=== Begin Enclosure ===

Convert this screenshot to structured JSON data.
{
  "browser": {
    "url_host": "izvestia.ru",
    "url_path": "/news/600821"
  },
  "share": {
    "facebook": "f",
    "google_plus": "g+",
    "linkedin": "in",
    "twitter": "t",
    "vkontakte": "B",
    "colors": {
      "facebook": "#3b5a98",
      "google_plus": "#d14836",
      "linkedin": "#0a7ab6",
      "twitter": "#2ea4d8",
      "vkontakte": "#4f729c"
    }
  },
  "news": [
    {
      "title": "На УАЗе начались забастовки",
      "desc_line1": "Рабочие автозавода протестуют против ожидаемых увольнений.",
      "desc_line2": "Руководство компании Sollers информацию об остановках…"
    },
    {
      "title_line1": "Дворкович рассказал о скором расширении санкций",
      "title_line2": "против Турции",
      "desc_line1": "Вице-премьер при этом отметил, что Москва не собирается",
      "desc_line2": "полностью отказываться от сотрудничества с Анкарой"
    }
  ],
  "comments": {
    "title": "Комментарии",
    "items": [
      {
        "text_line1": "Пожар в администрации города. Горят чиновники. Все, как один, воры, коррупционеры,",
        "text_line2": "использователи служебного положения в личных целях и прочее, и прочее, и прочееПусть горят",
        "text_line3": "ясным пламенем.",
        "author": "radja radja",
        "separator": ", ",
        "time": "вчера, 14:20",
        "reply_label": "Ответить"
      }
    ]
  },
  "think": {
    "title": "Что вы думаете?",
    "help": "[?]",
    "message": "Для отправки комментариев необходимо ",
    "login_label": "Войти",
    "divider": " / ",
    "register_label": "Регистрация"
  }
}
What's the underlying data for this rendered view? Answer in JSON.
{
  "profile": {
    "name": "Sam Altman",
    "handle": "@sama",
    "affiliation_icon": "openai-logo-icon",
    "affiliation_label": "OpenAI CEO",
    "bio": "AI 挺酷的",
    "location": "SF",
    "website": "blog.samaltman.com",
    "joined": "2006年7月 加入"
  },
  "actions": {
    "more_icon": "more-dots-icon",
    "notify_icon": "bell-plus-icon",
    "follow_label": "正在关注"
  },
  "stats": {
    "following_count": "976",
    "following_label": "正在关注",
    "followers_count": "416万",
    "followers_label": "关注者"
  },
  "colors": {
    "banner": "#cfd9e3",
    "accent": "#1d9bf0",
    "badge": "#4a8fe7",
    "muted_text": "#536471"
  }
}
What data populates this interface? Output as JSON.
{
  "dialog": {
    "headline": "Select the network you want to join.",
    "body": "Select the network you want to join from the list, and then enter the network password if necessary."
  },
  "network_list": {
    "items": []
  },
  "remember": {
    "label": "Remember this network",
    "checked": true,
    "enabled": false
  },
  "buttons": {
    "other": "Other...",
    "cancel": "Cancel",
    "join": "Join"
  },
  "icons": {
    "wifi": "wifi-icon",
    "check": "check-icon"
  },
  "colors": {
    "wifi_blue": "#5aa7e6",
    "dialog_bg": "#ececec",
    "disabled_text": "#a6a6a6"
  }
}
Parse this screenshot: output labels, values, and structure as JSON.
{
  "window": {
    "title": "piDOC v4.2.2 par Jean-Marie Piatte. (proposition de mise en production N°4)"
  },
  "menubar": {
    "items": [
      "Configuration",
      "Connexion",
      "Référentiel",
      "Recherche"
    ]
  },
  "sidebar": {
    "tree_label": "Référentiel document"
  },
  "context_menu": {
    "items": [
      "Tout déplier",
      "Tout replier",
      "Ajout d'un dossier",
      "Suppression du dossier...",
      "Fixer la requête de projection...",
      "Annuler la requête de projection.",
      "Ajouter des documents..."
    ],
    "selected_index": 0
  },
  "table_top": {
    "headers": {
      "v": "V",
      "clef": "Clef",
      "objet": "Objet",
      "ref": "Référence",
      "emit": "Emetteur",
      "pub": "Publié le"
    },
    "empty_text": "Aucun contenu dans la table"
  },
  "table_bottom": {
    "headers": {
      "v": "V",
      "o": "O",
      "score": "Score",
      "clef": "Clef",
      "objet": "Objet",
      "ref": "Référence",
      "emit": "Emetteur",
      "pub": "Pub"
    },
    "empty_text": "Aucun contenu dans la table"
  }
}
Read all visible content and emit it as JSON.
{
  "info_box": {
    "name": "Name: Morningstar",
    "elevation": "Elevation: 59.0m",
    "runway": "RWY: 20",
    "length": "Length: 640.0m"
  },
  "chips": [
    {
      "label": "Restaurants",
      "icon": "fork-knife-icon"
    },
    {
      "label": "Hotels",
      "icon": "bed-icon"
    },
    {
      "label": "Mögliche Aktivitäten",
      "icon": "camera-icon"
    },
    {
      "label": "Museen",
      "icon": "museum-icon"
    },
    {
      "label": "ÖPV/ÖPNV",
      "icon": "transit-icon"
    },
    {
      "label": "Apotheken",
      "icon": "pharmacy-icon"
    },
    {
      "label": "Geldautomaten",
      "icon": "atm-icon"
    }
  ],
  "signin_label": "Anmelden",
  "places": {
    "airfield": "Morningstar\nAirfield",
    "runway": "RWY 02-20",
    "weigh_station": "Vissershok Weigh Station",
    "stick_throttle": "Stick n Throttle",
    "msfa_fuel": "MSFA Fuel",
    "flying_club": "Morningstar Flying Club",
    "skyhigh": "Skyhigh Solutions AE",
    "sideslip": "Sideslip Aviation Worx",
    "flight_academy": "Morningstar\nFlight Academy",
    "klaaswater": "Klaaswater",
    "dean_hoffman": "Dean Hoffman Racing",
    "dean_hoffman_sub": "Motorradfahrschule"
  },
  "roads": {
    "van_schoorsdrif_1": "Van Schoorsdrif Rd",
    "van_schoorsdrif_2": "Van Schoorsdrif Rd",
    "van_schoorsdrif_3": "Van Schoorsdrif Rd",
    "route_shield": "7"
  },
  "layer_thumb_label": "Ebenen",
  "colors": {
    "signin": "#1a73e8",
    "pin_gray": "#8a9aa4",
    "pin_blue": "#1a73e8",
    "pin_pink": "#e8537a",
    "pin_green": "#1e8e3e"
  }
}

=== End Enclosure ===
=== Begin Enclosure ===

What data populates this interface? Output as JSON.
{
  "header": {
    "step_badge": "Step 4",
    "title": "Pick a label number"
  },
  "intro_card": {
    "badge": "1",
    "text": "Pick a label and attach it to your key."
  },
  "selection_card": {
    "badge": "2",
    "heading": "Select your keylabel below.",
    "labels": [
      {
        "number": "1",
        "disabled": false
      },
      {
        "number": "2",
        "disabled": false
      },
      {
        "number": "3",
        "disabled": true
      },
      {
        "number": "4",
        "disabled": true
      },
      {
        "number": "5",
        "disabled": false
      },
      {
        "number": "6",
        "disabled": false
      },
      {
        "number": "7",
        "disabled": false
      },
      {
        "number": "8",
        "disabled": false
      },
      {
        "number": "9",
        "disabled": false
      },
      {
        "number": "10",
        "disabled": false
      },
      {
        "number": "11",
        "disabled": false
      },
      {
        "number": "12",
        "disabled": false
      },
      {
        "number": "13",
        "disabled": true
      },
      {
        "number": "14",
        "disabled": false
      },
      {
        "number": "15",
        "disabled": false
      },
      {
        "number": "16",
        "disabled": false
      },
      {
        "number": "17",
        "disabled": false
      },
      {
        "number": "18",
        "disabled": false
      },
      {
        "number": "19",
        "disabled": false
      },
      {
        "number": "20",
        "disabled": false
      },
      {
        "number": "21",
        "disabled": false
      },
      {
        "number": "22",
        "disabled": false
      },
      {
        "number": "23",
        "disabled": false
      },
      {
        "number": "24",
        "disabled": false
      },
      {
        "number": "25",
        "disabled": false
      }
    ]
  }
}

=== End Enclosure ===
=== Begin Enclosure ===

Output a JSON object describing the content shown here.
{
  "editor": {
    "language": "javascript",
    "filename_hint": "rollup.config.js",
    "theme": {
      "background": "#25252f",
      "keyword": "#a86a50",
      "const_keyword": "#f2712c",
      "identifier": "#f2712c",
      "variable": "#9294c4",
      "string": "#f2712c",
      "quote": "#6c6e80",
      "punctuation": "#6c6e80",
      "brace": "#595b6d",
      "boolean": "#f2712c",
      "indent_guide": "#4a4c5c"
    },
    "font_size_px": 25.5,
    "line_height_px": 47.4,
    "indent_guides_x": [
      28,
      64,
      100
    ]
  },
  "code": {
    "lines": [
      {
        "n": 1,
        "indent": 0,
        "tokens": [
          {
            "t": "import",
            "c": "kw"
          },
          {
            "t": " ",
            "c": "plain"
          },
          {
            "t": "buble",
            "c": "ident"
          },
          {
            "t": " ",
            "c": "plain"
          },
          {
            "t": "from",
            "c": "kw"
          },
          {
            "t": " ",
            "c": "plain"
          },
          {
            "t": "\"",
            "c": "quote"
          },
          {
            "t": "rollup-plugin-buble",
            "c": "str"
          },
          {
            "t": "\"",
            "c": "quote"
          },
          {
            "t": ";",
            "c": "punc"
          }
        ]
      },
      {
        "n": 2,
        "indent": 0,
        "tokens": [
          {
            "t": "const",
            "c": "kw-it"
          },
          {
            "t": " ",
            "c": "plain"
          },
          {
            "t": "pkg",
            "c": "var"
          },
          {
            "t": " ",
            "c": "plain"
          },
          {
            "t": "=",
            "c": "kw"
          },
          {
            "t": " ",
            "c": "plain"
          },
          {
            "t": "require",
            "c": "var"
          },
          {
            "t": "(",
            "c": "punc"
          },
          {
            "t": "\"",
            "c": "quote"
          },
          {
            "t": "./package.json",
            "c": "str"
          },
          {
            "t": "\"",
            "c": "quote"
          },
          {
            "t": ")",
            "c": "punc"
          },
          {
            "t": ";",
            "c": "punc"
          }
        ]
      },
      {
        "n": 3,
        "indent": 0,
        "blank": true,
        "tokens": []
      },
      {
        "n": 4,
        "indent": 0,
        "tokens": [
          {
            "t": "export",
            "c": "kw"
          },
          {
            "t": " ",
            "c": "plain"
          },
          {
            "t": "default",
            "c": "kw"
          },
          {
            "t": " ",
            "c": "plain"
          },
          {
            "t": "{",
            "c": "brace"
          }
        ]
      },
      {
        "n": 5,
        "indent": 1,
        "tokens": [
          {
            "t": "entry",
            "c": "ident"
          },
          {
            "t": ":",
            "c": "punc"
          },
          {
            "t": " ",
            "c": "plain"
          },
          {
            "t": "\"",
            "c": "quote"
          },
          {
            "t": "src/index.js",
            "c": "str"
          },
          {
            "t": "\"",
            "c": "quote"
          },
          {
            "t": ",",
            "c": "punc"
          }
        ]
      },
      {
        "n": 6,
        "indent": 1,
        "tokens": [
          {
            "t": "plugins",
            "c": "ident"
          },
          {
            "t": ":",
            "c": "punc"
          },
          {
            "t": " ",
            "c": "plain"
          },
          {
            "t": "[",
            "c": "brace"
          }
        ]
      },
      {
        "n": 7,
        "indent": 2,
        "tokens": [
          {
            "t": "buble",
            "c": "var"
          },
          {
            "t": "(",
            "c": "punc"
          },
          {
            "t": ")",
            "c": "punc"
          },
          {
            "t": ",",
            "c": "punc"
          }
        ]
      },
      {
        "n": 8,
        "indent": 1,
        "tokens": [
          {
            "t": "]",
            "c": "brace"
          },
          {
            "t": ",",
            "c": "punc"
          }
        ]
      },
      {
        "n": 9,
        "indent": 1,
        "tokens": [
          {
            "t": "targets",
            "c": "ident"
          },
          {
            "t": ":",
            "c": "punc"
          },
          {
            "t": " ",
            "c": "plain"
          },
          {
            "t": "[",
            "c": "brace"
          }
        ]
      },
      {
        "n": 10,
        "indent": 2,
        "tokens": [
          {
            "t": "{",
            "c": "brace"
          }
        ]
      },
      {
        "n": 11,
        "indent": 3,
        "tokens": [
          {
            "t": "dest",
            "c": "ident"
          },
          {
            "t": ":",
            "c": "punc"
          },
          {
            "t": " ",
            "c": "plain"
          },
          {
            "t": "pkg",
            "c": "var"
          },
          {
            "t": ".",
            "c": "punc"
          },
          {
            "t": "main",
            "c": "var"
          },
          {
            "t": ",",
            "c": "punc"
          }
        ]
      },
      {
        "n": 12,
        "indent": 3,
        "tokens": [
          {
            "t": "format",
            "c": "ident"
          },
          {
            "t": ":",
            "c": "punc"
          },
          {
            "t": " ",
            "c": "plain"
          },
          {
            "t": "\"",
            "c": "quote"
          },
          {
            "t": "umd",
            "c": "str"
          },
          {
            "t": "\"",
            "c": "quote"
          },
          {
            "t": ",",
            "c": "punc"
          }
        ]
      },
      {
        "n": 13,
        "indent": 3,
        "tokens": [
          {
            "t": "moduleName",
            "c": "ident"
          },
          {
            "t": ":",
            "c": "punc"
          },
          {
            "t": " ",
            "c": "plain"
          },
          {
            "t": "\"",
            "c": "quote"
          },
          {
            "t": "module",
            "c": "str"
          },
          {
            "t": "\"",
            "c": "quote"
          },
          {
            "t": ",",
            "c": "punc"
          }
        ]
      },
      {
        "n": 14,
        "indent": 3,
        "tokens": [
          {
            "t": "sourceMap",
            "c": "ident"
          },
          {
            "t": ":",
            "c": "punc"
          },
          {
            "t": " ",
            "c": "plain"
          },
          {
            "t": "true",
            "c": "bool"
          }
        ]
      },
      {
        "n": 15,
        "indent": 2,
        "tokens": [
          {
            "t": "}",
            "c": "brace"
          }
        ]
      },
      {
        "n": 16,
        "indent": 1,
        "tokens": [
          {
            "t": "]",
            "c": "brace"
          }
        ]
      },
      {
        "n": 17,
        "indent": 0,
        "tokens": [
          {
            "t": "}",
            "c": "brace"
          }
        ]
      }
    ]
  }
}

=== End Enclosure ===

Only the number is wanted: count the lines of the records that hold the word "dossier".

2